Around Christmas time, Matt’s brother and sister-in-law, Abby and Josh, sent us an email.  They have some friends who adopted their four-year old daughter from China a few years back.  At some point last winter, she was playing with her dolls, but after surveying a few more closely, she put them down, and said:

“Mommy, I want a doll that looks like me.”

Her mom thought this was a reasonable request, and she began to look around.  If you’ve scoured any Barbie aisles lately, you’ll know this is a tall order.  If anyone is actually selling an Asian Barbie, I would bet money that they just put different eyes on an other-wise Caucasian face and body (like all of the “black” Barbies I’ve ever seen).  Abby and Josh heard about the search, and naturally assumed that such a doll should be easy to find in China.  Matt and I we were duly dispatched. Continue Reading »

One thing I love about living in another country is that all the long weekends and vacation days are a complete surprise.  Even if you kind of know Qing Ming Weekend is coming up, it’s not burned into my brain like Thanksgiving or Christmas, and so it ends up feeling like free time, rather than a day to continue cherished traditions.

Last week, Matt got Monday, Tuesday, and Wednesday off (woot woot Chinese long weekends!), and we headed to Cambodia to visit our friends Mary and Christoph. Continue Reading »

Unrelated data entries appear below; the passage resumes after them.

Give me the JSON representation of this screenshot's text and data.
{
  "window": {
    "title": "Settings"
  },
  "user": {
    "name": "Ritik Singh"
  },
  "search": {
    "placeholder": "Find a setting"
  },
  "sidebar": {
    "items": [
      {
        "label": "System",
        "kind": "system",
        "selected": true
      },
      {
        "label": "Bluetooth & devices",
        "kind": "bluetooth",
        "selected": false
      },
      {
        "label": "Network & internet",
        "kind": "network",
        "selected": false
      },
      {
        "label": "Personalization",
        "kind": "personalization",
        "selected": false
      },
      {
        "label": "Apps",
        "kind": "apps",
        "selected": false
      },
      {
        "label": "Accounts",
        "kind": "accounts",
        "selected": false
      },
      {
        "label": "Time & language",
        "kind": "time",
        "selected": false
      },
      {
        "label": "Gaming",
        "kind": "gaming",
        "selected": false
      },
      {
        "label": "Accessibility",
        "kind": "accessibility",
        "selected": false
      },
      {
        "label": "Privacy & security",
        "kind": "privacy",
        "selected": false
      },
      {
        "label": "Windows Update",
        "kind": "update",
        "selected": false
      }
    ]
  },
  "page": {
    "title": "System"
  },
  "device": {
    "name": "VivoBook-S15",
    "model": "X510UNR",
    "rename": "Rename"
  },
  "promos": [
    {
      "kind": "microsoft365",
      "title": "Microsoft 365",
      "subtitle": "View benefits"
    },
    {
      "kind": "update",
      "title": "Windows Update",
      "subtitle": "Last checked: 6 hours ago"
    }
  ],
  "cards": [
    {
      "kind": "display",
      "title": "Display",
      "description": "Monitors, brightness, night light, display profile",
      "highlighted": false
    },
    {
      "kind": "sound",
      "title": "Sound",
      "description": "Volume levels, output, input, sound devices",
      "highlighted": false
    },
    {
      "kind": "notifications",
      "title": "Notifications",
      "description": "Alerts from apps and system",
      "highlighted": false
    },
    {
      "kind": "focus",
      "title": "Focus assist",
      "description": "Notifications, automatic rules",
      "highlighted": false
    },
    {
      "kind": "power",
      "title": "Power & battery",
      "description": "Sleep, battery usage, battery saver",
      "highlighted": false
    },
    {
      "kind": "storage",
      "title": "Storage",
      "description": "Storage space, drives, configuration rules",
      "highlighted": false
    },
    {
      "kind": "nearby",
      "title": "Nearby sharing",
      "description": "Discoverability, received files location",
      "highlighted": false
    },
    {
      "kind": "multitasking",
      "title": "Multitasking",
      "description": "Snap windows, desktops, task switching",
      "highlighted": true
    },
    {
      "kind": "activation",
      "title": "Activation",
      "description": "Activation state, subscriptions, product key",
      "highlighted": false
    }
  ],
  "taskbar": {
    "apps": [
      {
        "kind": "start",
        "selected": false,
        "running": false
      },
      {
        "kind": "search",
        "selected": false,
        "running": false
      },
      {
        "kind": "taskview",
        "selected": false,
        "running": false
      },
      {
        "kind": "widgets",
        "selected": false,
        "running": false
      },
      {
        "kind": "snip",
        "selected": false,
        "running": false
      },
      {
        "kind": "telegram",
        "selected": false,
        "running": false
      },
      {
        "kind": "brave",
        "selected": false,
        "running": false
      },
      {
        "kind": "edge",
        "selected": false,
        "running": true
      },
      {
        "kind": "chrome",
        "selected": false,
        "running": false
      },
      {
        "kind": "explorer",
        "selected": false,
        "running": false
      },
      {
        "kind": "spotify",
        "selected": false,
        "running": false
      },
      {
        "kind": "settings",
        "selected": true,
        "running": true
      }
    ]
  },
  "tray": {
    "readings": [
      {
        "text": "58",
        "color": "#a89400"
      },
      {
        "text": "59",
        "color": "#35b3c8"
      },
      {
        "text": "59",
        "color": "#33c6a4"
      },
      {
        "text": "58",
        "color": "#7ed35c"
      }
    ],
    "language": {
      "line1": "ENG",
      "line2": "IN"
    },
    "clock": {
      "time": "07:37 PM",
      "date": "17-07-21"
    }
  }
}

Last weekend, I was in the mood to test drive my new African Chicken recipe, so Matt and I invited our friends Kyle and Jess over for dinner.  (We do also like them–this wasn’t a purely mercenary poultry endeavor)  (If you’re fuzzy on the AC reference, this was the Macanese dish I rambled on about last time, see recipe here).

Now, this was all well and good, except that in my fervor for culinary precision, I bought something I don’t think I’ve handled before:  a fresh coconut.   Not the peeled, white dreidel-ish sort, not the hairy brown kind, nor the big green type, but a blonde-brown, nearly hairless, hard-shelled varietal.  I don’t know if I’ve seen this one before–it looked like an extremely large, spherical, un-cracked pistachio nut.

This purchase led to a bit of a kitchen kerfuffle on Saturday morning. Continue Reading »